Biodegradable Materials that “Do No Harm”

100 Percent Sustainable Stamp
Goal of 100% Sustainable Motorcycles

Fuel economy is a key factor in a motorcycle’s overall sustainability score. But for a new generation of motorcycle startups, the materials are just as critical. Just ask Tarform, a Brooklyn-based company building motorcycles that are fully recyclable, from their components and leather down to every last part. The company’s soon-to-be-launched motorcycles feature seats made from vegan leather—a mix of pineapple, corn, mango and/or other natural fibers—and side panels crafted from flax seed. The frames are made from recyclable aluminum, and colorful bodywork comes from natural algae-based pigments.

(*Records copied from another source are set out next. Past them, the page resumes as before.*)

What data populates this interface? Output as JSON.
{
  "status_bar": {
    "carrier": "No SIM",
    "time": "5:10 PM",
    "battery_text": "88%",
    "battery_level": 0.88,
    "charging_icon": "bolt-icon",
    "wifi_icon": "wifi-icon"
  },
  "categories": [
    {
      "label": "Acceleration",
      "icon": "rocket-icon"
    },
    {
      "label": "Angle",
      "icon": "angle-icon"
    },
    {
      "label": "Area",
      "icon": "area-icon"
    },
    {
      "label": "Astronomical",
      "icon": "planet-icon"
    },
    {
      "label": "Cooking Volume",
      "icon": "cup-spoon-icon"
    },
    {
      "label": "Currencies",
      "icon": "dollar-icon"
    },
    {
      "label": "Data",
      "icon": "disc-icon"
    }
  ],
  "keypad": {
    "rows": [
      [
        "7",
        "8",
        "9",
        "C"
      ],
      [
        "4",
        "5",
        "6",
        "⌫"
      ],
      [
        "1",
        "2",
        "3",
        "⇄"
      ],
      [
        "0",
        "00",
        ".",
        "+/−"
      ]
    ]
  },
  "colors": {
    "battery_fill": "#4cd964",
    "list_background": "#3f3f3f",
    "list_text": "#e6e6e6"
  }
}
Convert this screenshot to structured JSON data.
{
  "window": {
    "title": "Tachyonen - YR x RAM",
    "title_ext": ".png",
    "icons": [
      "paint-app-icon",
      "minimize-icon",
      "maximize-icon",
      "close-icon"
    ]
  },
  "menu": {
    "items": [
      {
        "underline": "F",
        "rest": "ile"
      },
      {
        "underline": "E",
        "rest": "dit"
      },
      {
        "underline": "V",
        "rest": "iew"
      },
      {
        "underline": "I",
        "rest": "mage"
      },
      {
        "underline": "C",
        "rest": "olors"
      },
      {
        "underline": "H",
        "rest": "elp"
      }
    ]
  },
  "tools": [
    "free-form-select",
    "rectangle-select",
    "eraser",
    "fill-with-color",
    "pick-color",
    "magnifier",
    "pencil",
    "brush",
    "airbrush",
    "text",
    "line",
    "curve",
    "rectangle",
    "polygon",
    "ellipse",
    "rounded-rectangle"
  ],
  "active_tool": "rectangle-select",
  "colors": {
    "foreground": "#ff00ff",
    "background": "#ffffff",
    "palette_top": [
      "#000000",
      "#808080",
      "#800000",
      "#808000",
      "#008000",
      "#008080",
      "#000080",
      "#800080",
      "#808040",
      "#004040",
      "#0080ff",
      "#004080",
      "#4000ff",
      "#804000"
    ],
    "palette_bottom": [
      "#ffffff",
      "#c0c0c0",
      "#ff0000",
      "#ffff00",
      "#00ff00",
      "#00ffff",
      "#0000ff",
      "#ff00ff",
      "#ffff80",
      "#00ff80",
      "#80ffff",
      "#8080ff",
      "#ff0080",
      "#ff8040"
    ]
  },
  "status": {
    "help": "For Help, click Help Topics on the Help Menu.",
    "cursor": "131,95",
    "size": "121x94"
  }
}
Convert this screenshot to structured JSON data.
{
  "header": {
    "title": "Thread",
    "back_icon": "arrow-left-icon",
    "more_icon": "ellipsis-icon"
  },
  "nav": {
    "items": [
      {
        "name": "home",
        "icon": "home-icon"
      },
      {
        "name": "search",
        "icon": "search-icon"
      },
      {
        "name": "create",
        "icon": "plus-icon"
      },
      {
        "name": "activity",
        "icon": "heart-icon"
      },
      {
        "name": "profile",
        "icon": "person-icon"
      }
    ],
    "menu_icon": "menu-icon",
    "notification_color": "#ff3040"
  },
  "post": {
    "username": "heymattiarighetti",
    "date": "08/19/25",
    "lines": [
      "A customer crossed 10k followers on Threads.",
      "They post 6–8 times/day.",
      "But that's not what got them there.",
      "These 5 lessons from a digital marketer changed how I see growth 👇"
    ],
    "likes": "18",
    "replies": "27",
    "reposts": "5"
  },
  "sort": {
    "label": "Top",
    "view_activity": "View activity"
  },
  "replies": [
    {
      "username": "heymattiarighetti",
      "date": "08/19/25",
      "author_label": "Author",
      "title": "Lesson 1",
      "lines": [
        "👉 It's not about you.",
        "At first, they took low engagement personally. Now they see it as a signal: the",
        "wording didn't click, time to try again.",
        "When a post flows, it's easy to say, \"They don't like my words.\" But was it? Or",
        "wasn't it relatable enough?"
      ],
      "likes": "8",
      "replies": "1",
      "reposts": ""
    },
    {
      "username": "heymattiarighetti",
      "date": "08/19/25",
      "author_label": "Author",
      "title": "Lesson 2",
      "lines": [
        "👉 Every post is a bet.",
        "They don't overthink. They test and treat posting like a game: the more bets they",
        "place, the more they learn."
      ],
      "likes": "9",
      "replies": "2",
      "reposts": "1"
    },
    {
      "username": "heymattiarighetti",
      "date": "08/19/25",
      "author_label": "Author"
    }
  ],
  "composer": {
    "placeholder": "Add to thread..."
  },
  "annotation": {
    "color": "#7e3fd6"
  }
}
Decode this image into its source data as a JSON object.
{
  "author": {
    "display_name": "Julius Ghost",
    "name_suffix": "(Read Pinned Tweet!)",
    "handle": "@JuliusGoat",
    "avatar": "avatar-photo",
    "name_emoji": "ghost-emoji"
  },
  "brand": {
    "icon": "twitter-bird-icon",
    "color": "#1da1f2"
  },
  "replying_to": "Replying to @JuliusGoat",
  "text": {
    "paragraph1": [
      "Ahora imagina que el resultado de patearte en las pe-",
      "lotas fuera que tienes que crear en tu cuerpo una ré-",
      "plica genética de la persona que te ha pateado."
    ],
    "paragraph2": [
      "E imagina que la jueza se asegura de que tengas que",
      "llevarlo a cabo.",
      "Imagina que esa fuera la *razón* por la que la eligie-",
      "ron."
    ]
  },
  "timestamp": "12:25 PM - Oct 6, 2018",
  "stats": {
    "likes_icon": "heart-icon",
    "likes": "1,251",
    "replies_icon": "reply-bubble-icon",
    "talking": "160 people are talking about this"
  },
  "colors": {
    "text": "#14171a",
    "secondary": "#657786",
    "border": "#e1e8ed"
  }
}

Whether or not Tarform joins the growing list of failed motorcycle startups (think: Mission Motorcycles and Alta Motors) is yet to be seen. However, a sustainability-minded approach to materials is also working its way into the ethos of key players like BMW and Honda.

Is the Future Defined by Our Footprint?

Back to the question. Is the sustainability movement defining the future of motorcycles? It is clearly becoming a larger and larger part of the equation, that’s for sure. With an increasing contingent of customers demanding cleaner strategies, manufactures are scrambling to answer the call for a greener future. It might be hard to predict what will come next but we believe vegan leather seats and 100% recyclable motorcycles might just be the beginning of this movement, what do you think?

Sustainable Motorcycle Transport

Motorcycle Shipping in Enclosed Trucks
Shipping Motorcycles in the Springtime

To calculate the true carbon footprint of your motorcycle, you need to take into account every stage of its lifecycle, from manufacturing through disposal. Because the transportation sector is the largest contributor to U.S. greenhouse gas emissions, how you ship your motorcycle matters. But as our industry advances, transport companies are getting serious about sustainability—Motorcycle Shippers included. Whether you need to transport your motorcycle from the dealership to your home or ship it to a destination ride, we’re committed to safeguarding your bike and the planet.

With well over 1,000 trucks moving within our motorcycle transport network, we know that the actions of our company, and our shipping partners, matter. That’s why we’ve chosen a carrier that shares our commitment to sustainability and continued progress. As a member of the EPA’s SmartWay program, CRST measures, benchmarks and tracks its efforts to increase efficiency and fuel economy—and has the documentation to prove its progress. The carrier’s efforts to enhance energy efficiency and reduce greenhouse gas emissions has landed it on the SmartWay High Performer list of “clean fleets:” a recognition earned by just 2% of the carriers in the program. We’re proud to ship the vast majority of our customers’ motorcycles with CRST.

From our shipping partners to our operations, Motorcycle Shippers is taking concrete steps to lower our carbon footprint—because what’s good for the Earth is good for riders. Read our sustainability policy, and contact us to transport your motorcycle using our environmentally friendly approach. Then, grab your bike and explore a scenic route through the great outdoors.